→ **Data to examine**:
-----
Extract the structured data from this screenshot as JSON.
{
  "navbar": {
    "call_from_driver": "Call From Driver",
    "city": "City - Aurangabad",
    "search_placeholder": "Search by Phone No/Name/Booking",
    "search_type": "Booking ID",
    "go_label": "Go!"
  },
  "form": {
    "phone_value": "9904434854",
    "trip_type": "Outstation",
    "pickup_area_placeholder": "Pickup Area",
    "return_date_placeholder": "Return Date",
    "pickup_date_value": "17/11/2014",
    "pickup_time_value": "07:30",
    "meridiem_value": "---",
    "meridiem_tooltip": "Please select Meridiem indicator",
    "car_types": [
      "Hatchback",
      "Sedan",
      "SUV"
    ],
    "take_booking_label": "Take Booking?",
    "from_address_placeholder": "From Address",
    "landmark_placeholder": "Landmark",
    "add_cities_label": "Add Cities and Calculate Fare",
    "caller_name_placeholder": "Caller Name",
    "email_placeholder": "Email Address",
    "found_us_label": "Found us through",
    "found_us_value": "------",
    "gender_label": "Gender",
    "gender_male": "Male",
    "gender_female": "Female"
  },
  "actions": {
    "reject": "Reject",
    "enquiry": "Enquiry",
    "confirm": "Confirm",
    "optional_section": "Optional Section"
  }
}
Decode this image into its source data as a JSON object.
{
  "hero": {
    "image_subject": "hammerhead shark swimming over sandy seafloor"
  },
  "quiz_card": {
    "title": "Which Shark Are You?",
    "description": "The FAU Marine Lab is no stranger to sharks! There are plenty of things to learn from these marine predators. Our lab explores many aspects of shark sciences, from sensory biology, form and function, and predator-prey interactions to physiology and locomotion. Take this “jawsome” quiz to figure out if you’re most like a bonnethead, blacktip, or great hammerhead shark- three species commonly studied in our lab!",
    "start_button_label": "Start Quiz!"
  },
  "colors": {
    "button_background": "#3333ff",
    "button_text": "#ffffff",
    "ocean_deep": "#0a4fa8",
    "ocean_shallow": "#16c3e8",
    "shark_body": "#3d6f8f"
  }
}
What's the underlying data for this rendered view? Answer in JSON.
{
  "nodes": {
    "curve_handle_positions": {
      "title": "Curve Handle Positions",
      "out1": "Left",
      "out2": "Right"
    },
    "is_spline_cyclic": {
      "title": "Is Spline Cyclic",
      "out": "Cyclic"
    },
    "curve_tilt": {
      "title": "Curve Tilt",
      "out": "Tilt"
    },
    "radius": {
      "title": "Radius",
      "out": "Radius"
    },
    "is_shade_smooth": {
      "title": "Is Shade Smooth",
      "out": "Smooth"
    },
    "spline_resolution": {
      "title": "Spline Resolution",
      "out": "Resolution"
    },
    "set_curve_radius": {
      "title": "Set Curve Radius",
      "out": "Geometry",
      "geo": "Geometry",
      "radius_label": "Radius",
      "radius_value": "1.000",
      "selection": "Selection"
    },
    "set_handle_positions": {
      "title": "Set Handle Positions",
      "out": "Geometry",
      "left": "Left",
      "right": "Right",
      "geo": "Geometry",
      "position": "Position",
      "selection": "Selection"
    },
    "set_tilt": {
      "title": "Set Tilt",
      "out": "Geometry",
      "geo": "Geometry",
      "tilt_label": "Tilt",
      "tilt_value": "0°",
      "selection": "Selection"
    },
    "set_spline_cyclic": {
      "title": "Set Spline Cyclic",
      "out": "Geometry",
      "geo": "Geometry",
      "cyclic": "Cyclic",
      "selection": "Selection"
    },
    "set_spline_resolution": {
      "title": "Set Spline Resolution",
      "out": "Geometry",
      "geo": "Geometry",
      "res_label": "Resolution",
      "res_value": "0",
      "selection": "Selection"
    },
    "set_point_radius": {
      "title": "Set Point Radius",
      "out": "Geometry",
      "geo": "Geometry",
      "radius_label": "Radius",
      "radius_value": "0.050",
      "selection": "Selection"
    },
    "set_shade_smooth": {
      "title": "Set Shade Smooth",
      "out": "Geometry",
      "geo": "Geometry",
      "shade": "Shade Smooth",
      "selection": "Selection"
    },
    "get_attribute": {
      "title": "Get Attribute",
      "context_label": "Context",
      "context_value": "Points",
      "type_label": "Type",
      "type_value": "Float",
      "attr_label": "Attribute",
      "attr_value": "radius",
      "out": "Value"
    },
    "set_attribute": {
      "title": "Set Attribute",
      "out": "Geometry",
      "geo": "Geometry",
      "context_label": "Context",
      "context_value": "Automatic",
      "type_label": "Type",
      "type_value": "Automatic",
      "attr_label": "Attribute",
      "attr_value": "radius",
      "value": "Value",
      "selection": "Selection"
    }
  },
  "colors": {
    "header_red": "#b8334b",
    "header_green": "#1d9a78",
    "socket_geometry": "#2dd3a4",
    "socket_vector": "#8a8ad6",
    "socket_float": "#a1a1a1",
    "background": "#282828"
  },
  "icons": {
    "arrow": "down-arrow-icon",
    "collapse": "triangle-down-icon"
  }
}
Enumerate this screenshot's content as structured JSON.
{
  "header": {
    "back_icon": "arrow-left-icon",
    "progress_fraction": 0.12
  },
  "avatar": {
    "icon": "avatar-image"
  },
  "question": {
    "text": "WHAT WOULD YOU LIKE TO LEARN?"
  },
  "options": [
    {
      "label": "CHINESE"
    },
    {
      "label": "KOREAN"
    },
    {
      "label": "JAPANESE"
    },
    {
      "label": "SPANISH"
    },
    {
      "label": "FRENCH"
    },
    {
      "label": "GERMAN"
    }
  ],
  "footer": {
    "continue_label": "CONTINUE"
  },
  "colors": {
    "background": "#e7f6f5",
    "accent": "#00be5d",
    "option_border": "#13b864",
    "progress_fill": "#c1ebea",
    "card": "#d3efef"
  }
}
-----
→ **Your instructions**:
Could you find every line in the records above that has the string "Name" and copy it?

→ **Result for this task**:
    "search_placeholder": "Search by Phone No/Name/Booking",
    "caller_name_placeholder": "Caller Name",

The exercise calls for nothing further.